**Directions**
Extract all lines from the data beneath that include the word "text".

**Records for processing**
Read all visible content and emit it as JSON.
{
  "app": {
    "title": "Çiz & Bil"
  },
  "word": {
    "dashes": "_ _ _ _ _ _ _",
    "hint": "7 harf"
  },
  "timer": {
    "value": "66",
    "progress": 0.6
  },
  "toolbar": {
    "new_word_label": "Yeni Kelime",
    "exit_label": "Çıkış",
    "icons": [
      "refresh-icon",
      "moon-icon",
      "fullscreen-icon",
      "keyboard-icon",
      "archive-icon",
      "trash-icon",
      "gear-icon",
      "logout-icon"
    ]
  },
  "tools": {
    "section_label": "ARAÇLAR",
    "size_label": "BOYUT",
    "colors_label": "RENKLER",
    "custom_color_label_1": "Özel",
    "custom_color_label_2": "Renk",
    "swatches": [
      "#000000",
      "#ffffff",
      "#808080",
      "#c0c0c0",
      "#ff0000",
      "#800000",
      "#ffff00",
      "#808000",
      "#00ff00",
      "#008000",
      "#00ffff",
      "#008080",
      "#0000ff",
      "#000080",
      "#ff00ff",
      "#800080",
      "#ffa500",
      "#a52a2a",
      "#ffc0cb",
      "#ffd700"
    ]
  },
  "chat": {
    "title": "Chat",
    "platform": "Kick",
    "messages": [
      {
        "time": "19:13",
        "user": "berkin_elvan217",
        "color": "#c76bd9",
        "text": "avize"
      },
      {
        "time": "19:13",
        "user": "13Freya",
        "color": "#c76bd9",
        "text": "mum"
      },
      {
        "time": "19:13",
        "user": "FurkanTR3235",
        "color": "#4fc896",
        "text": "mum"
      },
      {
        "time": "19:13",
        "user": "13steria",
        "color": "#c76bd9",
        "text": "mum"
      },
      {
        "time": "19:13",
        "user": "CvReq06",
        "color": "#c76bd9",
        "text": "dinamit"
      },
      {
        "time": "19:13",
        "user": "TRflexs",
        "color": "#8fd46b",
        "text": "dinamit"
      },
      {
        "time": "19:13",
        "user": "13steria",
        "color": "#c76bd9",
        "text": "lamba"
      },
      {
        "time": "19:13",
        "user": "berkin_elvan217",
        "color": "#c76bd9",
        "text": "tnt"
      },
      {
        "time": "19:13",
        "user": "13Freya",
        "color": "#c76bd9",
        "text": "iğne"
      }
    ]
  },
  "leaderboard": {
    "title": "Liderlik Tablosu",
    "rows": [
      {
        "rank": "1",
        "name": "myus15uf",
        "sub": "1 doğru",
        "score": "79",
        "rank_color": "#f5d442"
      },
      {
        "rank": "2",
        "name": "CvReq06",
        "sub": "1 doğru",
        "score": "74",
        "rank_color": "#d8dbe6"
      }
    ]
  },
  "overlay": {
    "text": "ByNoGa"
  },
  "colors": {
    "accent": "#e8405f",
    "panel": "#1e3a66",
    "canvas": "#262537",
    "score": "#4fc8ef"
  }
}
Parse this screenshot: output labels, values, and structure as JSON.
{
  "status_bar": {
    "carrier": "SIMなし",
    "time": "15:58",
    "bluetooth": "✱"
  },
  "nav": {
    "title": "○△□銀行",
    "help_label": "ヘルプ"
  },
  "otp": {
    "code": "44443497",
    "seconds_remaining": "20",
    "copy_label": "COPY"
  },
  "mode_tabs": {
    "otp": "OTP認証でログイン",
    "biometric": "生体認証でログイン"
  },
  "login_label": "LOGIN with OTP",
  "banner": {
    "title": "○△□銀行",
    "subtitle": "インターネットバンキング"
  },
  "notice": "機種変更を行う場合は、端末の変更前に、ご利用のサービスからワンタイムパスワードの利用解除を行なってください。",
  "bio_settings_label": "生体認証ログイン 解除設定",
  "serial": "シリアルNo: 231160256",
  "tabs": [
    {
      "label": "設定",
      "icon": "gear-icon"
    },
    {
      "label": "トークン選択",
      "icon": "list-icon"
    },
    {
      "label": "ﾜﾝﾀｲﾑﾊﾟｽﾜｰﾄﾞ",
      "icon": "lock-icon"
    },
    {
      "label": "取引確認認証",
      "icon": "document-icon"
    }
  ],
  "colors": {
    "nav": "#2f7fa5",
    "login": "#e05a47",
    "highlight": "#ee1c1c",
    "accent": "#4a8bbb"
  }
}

**Answer to this exercise**
        "text": "avize"
        "text": "mum"
        "text": "mum"
        "text": "mum"
        "text": "dinamit"
        "text": "dinamit"
        "text": "lamba"
        "text": "tnt"
        "text": "iğne"
    "text": "ByNoGa"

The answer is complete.